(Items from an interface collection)
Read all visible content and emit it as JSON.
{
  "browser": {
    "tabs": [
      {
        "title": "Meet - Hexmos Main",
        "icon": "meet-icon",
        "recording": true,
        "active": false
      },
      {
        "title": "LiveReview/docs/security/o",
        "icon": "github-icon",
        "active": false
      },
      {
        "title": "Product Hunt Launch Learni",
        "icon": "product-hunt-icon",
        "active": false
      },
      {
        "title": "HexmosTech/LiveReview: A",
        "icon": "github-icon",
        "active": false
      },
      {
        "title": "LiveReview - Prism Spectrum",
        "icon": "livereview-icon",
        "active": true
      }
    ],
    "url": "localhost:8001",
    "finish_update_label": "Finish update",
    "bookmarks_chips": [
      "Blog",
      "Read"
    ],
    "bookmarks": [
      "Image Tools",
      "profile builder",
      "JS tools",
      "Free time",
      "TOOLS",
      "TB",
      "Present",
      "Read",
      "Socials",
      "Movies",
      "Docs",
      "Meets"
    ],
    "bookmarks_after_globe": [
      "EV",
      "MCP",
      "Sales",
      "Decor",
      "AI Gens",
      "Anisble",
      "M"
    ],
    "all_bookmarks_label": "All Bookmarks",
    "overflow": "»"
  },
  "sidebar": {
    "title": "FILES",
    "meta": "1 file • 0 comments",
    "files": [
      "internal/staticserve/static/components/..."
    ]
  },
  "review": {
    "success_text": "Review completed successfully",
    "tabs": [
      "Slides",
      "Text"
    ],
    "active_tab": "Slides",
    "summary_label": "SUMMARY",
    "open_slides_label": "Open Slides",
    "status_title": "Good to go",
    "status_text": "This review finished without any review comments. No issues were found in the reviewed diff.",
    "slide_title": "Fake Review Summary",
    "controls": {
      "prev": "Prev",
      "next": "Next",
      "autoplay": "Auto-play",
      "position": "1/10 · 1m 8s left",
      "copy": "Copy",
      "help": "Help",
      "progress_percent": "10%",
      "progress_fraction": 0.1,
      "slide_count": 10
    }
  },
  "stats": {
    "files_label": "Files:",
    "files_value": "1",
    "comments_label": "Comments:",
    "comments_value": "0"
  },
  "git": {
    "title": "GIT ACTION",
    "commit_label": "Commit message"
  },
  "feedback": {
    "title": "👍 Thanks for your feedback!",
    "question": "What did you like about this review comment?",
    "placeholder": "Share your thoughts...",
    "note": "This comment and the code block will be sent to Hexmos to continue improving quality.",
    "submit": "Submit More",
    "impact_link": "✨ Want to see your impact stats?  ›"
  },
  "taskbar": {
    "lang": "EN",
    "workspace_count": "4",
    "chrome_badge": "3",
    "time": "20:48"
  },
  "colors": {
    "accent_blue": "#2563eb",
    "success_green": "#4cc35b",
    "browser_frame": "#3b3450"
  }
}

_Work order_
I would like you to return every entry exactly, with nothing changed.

_The answer_
Read all visible content and emit it as JSON.
{
  "browser": {
    "tabs": [
      {
        "title": "Meet - Hexmos Main",
        "icon": "meet-icon",
        "recording": true,
        "active": false
      },
      {
        "title": "LiveReview/docs/security/o",
        "icon": "github-icon",
        "active": false
      },
      {
        "title": "Product Hunt Launch Learni",
        "icon": "product-hunt-icon",
        "active": false
      },
      {
        "title": "HexmosTech/LiveReview: A",
        "icon": "github-icon",
        "active": false
      },
      {
        "title": "LiveReview - Prism Spectrum",
        "icon": "livereview-icon",
        "active": true
      }
    ],
    "url": "localhost:8001",
    "finish_update_label": "Finish update",
    "bookmarks_chips": [
      "Blog",
      "Read"
    ],
    "bookmarks": [
      "Image Tools",
      "profile builder",
      "JS tools",
      "Free time",
      "TOOLS",
      "TB",
      "Present",
      "Read",
      "Socials",
      "Movies",
      "Docs",
      "Meets"
    ],
    "bookmarks_after_globe": [
      "EV",
      "MCP",
      "Sales",
      "Decor",
      "AI Gens",
      "Anisble",
      "M"
    ],
    "all_bookmarks_label": "All Bookmarks",
    "overflow": "»"
  },
  "sidebar": {
    "title": "FILES",
    "meta": "1 file • 0 comments",
    "files": [
      "internal/staticserve/static/components/..."
    ]
  },
  "review": {
    "success_text": "Review completed successfully",
    "tabs": [
      "Slides",
      "Text"
    ],
    "active_tab": "Slides",
    "summary_label": "SUMMARY",
    "open_slides_label": "Open Slides",
    "status_title": "Good to go",
    "status_text": "This review finished without any review comments. No issues were found in the reviewed diff.",
    "slide_title": "Fake Review Summary",
    "controls": {
      "prev": "Prev",
      "next": "Next",
      "autoplay": "Auto-play",
      "position": "1/10 · 1m 8s left",
      "copy": "Copy",
      "help": "Help",
      "progress_percent": "10%",
      "progress_fraction": 0.1,
      "slide_count": 10
    }
  },
  "stats": {
    "files_label": "Files:",
    "files_value": "1",
    "comments_label": "Comments:",
    "comments_value": "0"
  },
  "git": {
    "title": "GIT ACTION",
    "commit_label": "Commit message"
  },
  "feedback": {
    "title": "👍 Thanks for your feedback!",
    "question": "What did you like about this review comment?",
    "placeholder": "Share your thoughts...",
    "note": "This comment and the code block will be sent to Hexmos to continue improving quality.",
    "submit": "Submit More",
    "impact_link": "✨ Want to see your impact stats?  ›"
  },
  "taskbar": {
    "lang": "EN",
    "workspace_count": "4",
    "chrome_badge": "3",
    "time": "20:48"
  },
  "colors": {
    "accent_blue": "#2563eb",
    "success_green": "#4cc35b",
    "browser_frame": "#3b3450"
  }
}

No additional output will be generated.